In the meantime, Jeff Kennett, a director of Seven, engaged in a twitter debate with Harrison. Asked some needling questions in a press conference Kerry Stokes bridled at a question which referred to ‘alleged stealing’ by Amber Harrison. He responded: “You say alleged stealing. The facts of the matter are there were significant amounts of our money taken by her and no other excuse for it than just plain taken.”
It didn’t seem fair that Harrison should be subject to a gag order whilst Seven directors were free to take a kick at her. That became a big part of her lawyer’s argument when the matter was back in court before Justice MacDougall on the 21st. Not that it got very far. Andrew Bell SC persuaded MacDougall to continue the injunction until further order.
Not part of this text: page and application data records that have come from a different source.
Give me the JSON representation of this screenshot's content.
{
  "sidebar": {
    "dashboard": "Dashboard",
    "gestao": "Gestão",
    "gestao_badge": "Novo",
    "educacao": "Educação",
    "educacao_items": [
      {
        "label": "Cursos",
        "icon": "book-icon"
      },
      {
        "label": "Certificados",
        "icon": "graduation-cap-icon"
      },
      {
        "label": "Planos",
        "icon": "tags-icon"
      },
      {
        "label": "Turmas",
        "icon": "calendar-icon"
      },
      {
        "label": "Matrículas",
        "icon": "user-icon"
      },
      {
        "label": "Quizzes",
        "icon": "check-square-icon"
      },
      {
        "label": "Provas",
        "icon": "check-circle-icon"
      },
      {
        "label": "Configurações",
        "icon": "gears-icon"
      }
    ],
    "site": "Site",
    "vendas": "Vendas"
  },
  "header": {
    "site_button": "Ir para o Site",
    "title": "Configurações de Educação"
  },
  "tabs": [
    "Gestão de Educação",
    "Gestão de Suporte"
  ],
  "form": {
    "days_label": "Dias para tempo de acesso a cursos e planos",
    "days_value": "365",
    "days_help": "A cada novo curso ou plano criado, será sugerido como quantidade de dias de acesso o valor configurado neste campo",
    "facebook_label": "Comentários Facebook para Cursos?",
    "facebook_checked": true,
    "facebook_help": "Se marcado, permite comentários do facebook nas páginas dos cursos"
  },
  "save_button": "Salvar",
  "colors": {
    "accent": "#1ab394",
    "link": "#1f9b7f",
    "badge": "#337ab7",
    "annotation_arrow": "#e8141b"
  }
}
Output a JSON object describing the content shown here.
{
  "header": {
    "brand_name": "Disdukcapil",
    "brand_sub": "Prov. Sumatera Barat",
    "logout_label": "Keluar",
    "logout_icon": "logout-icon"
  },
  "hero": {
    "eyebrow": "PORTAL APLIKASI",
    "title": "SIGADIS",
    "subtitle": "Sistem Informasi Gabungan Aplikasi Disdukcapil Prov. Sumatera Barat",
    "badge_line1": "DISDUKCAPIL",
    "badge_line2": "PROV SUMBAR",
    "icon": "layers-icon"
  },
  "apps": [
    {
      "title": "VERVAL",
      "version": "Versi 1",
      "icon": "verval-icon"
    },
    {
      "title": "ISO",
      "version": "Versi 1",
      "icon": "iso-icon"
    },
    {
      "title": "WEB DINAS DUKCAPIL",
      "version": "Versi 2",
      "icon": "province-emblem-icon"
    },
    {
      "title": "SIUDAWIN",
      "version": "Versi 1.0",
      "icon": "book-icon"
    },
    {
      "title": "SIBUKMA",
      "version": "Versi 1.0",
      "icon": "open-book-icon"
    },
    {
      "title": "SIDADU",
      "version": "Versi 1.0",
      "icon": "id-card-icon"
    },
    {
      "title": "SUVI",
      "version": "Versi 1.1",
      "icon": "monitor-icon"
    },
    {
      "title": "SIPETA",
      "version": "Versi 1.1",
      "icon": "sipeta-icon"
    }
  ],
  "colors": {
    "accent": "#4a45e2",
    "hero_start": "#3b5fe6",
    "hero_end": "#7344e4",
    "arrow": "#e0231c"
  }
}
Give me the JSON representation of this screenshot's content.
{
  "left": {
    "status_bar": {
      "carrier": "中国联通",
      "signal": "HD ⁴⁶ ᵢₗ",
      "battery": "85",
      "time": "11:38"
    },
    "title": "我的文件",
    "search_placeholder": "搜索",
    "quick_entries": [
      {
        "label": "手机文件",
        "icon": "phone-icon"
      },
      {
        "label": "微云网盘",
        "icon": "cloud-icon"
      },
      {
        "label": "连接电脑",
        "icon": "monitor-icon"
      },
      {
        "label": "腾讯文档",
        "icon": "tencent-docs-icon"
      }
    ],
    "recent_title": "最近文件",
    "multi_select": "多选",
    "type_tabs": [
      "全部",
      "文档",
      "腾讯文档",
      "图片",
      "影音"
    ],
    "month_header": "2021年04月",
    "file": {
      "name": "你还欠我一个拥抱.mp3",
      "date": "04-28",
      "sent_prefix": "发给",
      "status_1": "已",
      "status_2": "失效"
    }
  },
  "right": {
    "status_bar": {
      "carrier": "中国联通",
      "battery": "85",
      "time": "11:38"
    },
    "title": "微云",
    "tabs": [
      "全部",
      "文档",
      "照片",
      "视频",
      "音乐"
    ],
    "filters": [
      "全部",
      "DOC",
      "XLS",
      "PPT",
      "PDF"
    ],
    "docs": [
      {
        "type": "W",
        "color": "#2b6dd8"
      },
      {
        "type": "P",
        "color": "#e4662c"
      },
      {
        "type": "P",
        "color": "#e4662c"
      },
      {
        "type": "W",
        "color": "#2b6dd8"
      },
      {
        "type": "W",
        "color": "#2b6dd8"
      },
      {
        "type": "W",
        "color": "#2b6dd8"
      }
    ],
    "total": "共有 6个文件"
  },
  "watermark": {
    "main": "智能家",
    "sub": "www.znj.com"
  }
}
The interventions by Stokes and Kennett were tut-tutted over but not so as to disentitle Seven to the continuation of the orders.
One of Harrison’s complaints was that, as well as stopping the payments to her, Seven had stopped the process of reviewing documentation for the credit card in order to vouch for the payments – which she was to receive if they were found to be legit. So not only was the injunction preventing her from defending herself, but Seven’s halting of this process had prevented her from vindicating herself.
Here is the relevant passage of her affidavit:
The reference to paragraph 14 is to an earlier part of her narrative, about when the credit card discrepancies were first raised with her:
If I read this correctly, that means that of the $262K she was accused of misappropriating (on top of the $14K she had repaid) she had proved about $70K was legit in November 2014 (though possibly Kite SC had yet to determine this), found documents which would substantiate another $130K up to March 2015. That’s about $200K out of $262 or $276K. It’s not clear if paragraph 40 takes things much further – does she mean that overall she could justify a majority of the expenses? 200/276 is already a “majority.” Maybe she meant “most.”
In his judgment, MacDougall summarises this evidence and this argument as follows (emphasis added):
Next, as to the submission that Ms Harrison could not respond to Seven’s campaign of “vilification”, it is enough to point out that she has had a full opportunity of putting her case before the Court, in an affidavit that would be read in open Court. She has done so. She has said what she wishes to say as to the matter of expenses. Her response was, if I may put it this way, a little coy. She said that, had she but world enough and time, she would be able to justify “the majority” of the suspect expenses identified in the Deloitte report. That is far from a complete disavowal of any improper use of the cards.
First, I don’t think that’s a fair summary of Harrison’s evidence.
And as for the allusion to Marvell’s “To his coy mistress” – I suppose that counts as a kind of judicial joke. If so it is just plain unseemly, especially since his Honour downed the “mistress” by his decision.